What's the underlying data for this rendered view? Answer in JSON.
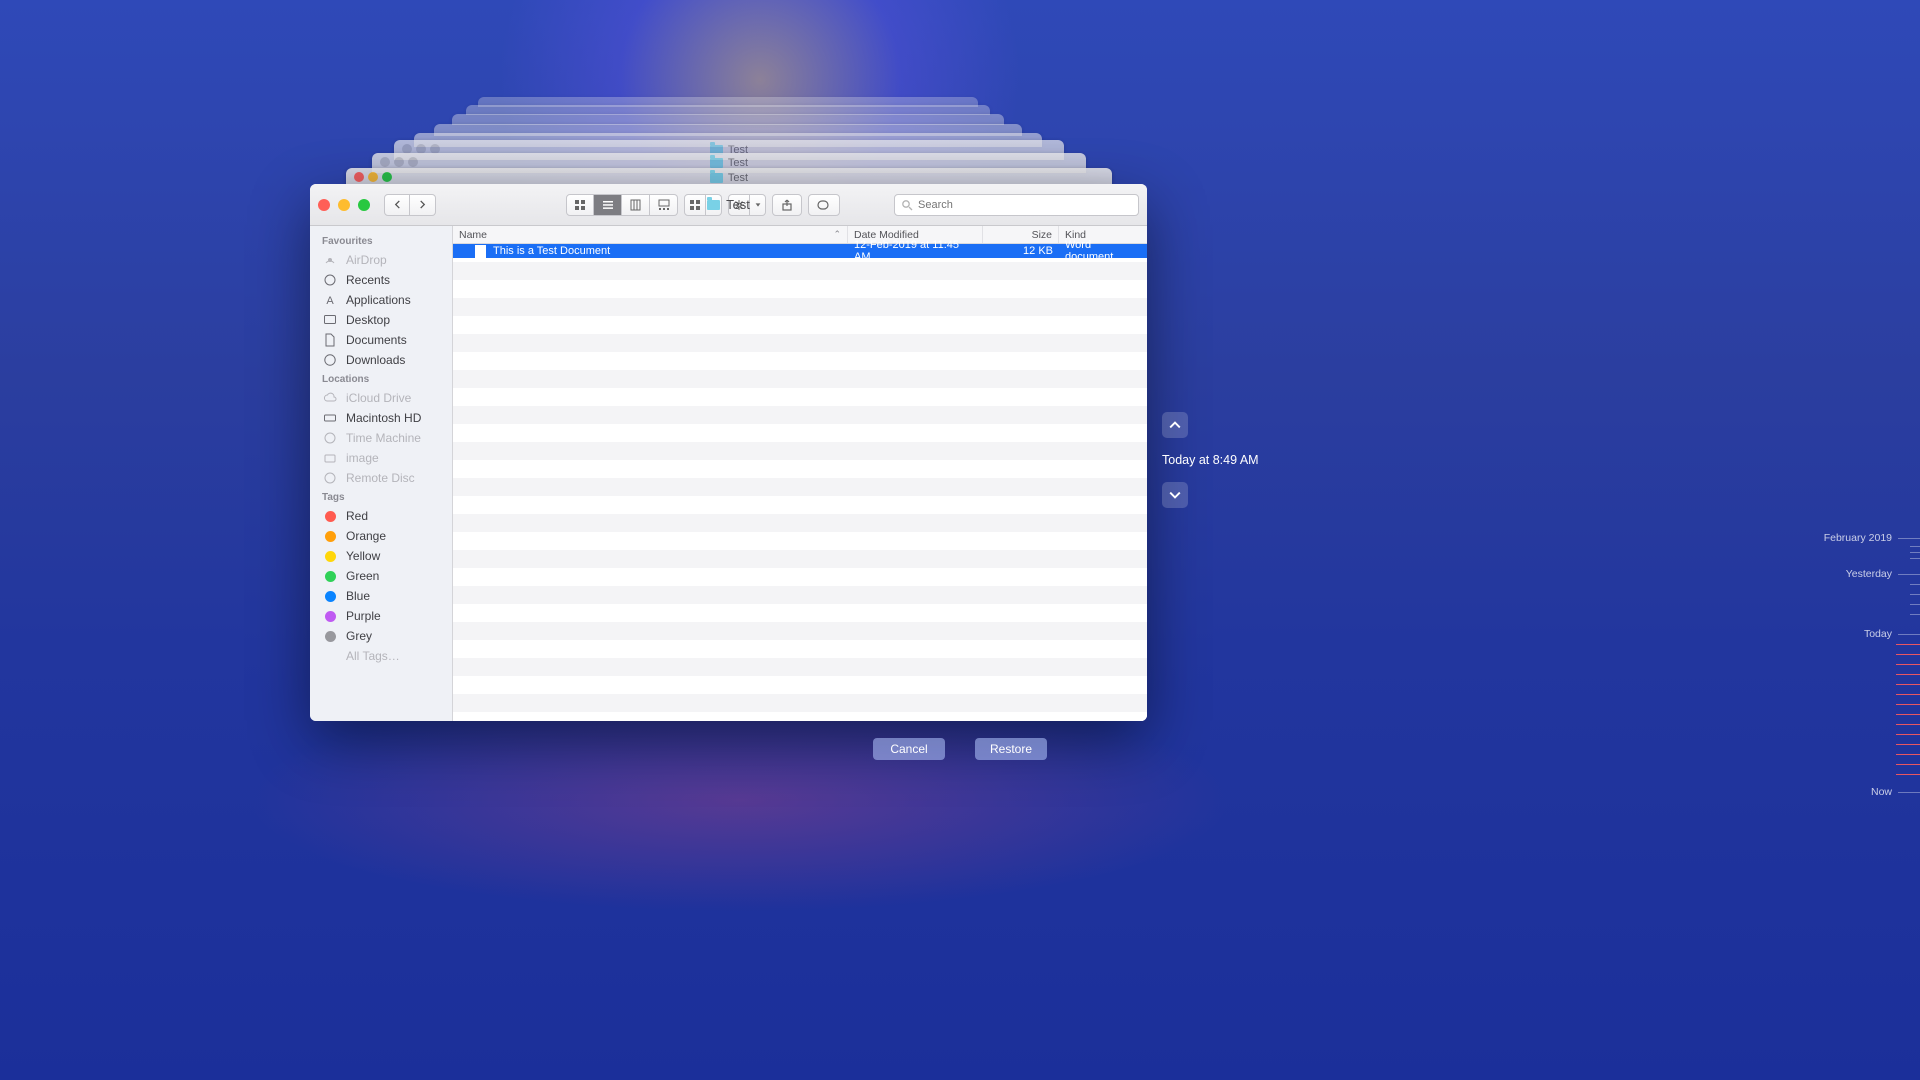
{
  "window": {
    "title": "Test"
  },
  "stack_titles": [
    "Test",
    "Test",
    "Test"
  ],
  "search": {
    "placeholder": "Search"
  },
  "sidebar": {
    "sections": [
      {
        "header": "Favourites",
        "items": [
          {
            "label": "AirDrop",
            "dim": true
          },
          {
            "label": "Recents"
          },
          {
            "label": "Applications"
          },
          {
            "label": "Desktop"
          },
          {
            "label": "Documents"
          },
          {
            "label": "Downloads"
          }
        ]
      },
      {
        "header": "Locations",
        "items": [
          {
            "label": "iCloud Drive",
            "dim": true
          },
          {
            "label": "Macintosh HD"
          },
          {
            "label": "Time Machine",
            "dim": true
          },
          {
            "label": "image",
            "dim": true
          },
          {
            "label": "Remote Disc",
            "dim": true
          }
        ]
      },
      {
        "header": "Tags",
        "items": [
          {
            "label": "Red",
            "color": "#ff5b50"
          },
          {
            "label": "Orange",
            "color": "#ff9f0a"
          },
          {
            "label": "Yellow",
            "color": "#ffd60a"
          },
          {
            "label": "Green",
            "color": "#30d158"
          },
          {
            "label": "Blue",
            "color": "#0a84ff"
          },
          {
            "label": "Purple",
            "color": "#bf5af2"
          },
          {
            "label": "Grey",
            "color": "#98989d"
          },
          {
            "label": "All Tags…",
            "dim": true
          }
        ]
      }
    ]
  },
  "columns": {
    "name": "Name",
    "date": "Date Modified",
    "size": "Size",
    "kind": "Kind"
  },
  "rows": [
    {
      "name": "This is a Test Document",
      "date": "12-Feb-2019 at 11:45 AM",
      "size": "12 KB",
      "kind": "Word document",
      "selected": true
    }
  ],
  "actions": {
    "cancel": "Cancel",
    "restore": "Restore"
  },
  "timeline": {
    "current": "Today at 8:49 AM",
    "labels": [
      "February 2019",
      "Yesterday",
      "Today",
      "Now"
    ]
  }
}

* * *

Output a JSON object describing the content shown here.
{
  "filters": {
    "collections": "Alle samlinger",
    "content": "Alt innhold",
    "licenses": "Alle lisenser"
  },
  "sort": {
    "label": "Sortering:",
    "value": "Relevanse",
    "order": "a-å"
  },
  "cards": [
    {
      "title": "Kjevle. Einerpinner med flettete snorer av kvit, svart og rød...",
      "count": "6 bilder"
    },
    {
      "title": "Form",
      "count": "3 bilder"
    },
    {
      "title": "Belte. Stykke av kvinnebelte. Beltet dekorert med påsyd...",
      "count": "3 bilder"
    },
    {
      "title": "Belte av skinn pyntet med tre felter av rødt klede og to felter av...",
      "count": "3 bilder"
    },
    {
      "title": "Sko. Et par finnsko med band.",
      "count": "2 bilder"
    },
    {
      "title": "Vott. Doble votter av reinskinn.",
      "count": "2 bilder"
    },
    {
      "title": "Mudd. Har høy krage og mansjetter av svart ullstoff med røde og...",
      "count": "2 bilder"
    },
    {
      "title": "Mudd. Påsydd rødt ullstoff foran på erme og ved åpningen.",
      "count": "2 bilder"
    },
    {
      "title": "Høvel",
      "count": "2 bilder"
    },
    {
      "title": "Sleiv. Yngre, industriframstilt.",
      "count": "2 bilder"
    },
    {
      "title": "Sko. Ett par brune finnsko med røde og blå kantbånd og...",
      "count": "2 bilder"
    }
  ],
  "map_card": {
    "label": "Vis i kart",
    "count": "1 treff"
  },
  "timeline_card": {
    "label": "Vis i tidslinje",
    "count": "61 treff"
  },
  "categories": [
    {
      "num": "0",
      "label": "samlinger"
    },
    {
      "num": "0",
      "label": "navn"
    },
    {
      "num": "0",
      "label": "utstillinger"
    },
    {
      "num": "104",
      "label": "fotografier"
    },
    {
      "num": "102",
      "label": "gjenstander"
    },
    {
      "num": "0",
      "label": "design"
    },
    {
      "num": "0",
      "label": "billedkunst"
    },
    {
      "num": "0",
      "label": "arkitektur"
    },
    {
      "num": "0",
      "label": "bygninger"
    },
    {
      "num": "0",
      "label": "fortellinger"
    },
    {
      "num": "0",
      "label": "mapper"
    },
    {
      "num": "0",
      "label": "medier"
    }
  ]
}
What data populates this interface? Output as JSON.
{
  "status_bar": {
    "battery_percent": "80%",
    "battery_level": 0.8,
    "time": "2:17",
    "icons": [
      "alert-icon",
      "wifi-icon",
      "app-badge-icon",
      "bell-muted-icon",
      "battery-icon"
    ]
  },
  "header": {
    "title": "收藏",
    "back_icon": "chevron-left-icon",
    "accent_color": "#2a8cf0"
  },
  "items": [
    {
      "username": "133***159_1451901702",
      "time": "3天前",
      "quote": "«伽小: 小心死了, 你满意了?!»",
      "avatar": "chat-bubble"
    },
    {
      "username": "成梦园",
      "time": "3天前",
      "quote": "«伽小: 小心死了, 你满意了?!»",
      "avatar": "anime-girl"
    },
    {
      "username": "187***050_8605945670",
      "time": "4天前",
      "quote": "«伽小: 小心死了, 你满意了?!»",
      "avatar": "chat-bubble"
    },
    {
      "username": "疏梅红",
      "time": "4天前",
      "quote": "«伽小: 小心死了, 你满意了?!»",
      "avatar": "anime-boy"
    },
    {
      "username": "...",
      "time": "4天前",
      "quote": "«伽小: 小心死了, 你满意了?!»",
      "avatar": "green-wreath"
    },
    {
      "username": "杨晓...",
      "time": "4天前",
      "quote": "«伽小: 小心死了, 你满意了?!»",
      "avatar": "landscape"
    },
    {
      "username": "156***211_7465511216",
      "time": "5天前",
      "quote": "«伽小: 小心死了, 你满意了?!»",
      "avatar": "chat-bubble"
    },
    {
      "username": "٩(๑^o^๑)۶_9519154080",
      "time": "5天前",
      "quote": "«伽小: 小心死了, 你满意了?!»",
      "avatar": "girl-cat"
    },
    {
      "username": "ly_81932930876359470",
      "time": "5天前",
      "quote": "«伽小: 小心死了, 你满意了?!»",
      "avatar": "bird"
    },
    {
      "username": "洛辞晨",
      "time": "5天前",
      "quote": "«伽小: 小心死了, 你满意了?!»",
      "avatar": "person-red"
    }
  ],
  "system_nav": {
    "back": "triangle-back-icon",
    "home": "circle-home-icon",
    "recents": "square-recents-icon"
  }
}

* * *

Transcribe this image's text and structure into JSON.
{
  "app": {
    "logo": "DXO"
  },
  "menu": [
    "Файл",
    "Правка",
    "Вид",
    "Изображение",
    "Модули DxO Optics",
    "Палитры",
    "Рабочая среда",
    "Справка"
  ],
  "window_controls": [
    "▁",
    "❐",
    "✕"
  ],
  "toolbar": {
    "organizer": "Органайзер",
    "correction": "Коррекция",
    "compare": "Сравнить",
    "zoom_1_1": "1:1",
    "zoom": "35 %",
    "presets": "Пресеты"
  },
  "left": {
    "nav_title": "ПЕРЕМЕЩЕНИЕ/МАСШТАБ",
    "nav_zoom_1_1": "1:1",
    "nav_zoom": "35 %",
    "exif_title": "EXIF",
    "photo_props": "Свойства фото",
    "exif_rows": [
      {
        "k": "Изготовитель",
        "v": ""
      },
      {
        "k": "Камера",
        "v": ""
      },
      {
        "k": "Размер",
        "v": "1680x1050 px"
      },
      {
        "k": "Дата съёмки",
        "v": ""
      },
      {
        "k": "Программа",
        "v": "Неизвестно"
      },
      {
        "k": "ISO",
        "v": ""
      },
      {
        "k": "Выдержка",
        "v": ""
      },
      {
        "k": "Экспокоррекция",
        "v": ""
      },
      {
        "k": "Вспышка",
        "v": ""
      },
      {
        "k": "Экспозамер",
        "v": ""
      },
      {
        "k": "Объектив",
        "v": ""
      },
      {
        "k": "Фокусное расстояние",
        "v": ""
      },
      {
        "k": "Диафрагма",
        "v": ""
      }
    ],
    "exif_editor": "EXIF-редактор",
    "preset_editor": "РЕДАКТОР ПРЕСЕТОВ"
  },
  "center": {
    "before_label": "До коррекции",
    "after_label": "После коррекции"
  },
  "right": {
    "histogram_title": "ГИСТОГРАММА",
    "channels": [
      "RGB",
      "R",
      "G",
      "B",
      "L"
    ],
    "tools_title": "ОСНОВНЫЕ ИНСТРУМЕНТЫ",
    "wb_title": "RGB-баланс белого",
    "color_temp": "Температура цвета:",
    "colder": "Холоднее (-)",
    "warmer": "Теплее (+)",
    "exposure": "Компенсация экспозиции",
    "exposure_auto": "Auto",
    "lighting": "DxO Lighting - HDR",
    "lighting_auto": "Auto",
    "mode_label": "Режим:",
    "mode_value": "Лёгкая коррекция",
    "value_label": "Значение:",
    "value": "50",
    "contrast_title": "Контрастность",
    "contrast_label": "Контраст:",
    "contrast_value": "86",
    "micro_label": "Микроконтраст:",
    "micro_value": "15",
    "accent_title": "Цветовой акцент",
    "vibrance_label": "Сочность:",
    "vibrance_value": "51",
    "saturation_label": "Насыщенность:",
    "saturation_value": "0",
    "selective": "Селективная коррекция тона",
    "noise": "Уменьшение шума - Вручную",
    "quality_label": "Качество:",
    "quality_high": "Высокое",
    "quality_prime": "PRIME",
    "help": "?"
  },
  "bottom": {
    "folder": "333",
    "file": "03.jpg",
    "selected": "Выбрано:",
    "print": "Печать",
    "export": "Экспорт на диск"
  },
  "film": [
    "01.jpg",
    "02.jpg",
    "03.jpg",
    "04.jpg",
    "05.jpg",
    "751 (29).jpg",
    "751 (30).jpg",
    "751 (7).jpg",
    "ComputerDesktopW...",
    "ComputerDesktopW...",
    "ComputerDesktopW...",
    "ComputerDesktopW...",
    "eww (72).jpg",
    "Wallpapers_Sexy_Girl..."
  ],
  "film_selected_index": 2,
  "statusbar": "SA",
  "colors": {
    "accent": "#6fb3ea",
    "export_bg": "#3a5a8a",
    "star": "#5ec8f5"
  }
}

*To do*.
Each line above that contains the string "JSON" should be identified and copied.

*Answer space*.
What's the underlying data for this rendered view? Answer in JSON.
Output a JSON object describing the content shown here.
What data populates this interface? Output as JSON.
Transcribe this image's text and structure into JSON.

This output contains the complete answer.